In addition to the breach of contract claims, the plaintiffs claimed a violation of the Nonintercourse Act, 25 U.S.C. § 177, stemming from the County’s prior attempt to foreclose on the property. The Nonintercourse Act renders land held by Indian Tribes inalienable absent Congressional approval. The plaintiffs also sought declaratory judgment from the Court acknowledging the Western Mohegans as a federally recognized Indian Tribe.

In his Memorandum Decision and Order, the Hon. Gary L. Sharpe, of the U.S. District Court for the Northern District of New York, granted the County’s motion for summary judgment finding there was no breach of the PILOT agreement. The Court also declined to exercise jurisdiction over plaintiffs’ declaratory judgment claim and deferred to the U.S. Bureau of Indian Affairs to determine whether the Western Mohegans should be recognized as an Indian Tribe. Accordingly, plaintiffs’ claims were dismissed and judgment was granted in favor of Ulster County.

September 1, 2010

Successful Medical Malpractice Defense

Category: Firm News — admin @ 8:48 pm

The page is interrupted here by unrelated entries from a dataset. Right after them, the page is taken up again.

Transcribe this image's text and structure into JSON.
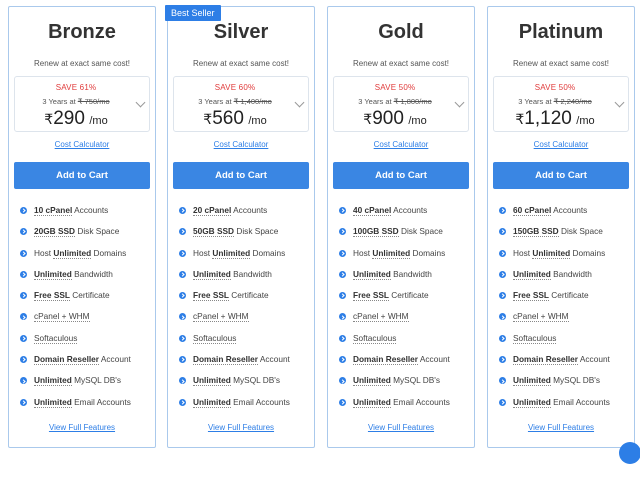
{
  "plans": [
    {
      "name": "Bronze",
      "badge": "",
      "renew": "Renew at exact same cost!",
      "save": "SAVE 61%",
      "years": "3 Years at",
      "old_price": "₹ 750/mo",
      "currency": "₹",
      "price": "290",
      "per": "/mo",
      "calculator": "Cost Calculator",
      "cta": "Add to Cart",
      "features": [
        {
          "b": "10 cPanel",
          "t": " Accounts"
        },
        {
          "b": "20GB SSD",
          "t": " Disk Space"
        },
        {
          "pre": "Host ",
          "b": "Unlimited",
          "t": " Domains"
        },
        {
          "b": "Unlimited",
          "t": " Bandwidth"
        },
        {
          "b": "Free SSL",
          "t": " Certificate"
        },
        {
          "pre": "",
          "b": "",
          "t": "cPanel + WHM"
        },
        {
          "pre": "",
          "b": "",
          "t": "Softaculous"
        },
        {
          "b": "Domain Reseller",
          "t": " Account"
        },
        {
          "b": "Unlimited",
          "t": " MySQL DB's"
        },
        {
          "b": "Unlimited",
          "t": " Email Accounts"
        }
      ],
      "view_full": "View Full Features"
    },
    {
      "name": "Silver",
      "badge": "Best Seller",
      "renew": "Renew at exact same cost!",
      "save": "SAVE 60%",
      "years": "3 Years at",
      "old_price": "₹ 1,400/mo",
      "currency": "₹",
      "price": "560",
      "per": "/mo",
      "calculator": "Cost Calculator",
      "cta": "Add to Cart",
      "features": [
        {
          "b": "20 cPanel",
          "t": " Accounts"
        },
        {
          "b": "50GB SSD",
          "t": " Disk Space"
        },
        {
          "pre": "Host ",
          "b": "Unlimited",
          "t": " Domains"
        },
        {
          "b": "Unlimited",
          "t": " Bandwidth"
        },
        {
          "b": "Free SSL",
          "t": " Certificate"
        },
        {
          "pre": "",
          "b": "",
          "t": "cPanel + WHM"
        },
        {
          "pre": "",
          "b": "",
          "t": "Softaculous"
        },
        {
          "b": "Domain Reseller",
          "t": " Account"
        },
        {
          "b": "Unlimited",
          "t": " MySQL DB's"
        },
        {
          "b": "Unlimited",
          "t": " Email Accounts"
        }
      ],
      "view_full": "View Full Features"
    },
    {
      "name": "Gold",
      "badge": "",
      "renew": "Renew at exact same cost!",
      "save": "SAVE 50%",
      "years": "3 Years at",
      "old_price": "₹ 1,800/mo",
      "currency": "₹",
      "price": "900",
      "per": "/mo",
      "calculator": "Cost Calculator",
      "cta": "Add to Cart",
      "features": [
        {
          "b": "40 cPanel",
          "t": " Accounts"
        },
        {
          "b": "100GB SSD",
          "t": " Disk Space"
        },
        {
          "pre": "Host ",
          "b": "Unlimited",
          "t": " Domains"
        },
        {
          "b": "Unlimited",
          "t": " Bandwidth"
        },
        {
          "b": "Free SSL",
          "t": " Certificate"
        },
        {
          "pre": "",
          "b": "",
          "t": "cPanel + WHM"
        },
        {
          "pre": "",
          "b": "",
          "t": "Softaculous"
        },
        {
          "b": "Domain Reseller",
          "t": " Account"
        },
        {
          "b": "Unlimited",
          "t": " MySQL DB's"
        },
        {
          "b": "Unlimited",
          "t": " Email Accounts"
        }
      ],
      "view_full": "View Full Features"
    },
    {
      "name": "Platinum",
      "badge": "",
      "renew": "Renew at exact same cost!",
      "save": "SAVE 50%",
      "years": "3 Years at",
      "old_price": "₹ 2,240/mo",
      "currency": "₹",
      "price": "1,120",
      "per": "/mo",
      "calculator": "Cost Calculator",
      "cta": "Add to Cart",
      "features": [
        {
          "b": "60 cPanel",
          "t": " Accounts"
        },
        {
          "b": "150GB SSD",
          "t": " Disk Space"
        },
        {
          "pre": "Host ",
          "b": "Unlimited",
          "t": " Domains"
        },
        {
          "b": "Unlimited",
          "t": " Bandwidth"
        },
        {
          "b": "Free SSL",
          "t": " Certificate"
        },
        {
          "pre": "",
          "b": "",
          "t": "cPanel + WHM"
        },
        {
          "pre": "",
          "b": "",
          "t": "Softaculous"
        },
        {
          "b": "Domain Reseller",
          "t": " Account"
        },
        {
          "b": "Unlimited",
          "t": " MySQL DB's"
        },
        {
          "b": "Unlimited",
          "t": " Email Accounts"
        }
      ],
      "view_full": "View Full Features"
    }
  ],
  "colors": {
    "accent": "#3a86e3",
    "save": "#e03a3a",
    "border": "#aac9ec"
  },
  "icons": {
    "feature": "check-circle-icon",
    "dropdown": "chevron-down-icon",
    "chat": "chat-icon"
  }
}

Maynard, O’Connor, Smith & Catalinotto partner, Thomas G. Daley, Esq. successfully defended a medical malpractice lawsuit venued in Albany County.  The case, Maloney v Kerner, involved an allegation that the infant plaintiff sustained a brachial plexus injury (Erb’s Palsy) as a result of a shoulder dystocia condition encountered at the time of birth.  The plaintiff contended that the defendant obstetrician improperly performed maneuvers at the time the shoulder dystocia condition was discovered so as to cause a permanent injury to the infant plaintiff.  The plaintiff produced expert proof that the injury sustained by the infant could only have occurred as a result of the obstetrician improperly placing lateral traction on the head of the child before the shoulder dystocia condition was relieved.   The defendant testified that no lateral traction was placed on the head of the child once the shoulder dystocia condition was diagnosed.  Also, the defendant obstetrician had delivered multiple children in the past with shoulder dystocia conditions, with none of those children sustaining any injuries.  Also on behalf of the defense, a board certified obstetrician testified that the management by the defendant of the shoulder dystocia condition, which is considered a life-threatening obstetrical emergency, was proper and in agreement with all accepted standards of care.  Further, the defense called a pediatric neurologist who testified that the birth injury sustained by the child occurred as a result of maternal propulsive forces.  The trial started on July 19, 2010 and a jury returned a unanimous verdict in favor of the defendant on July 26, 2010.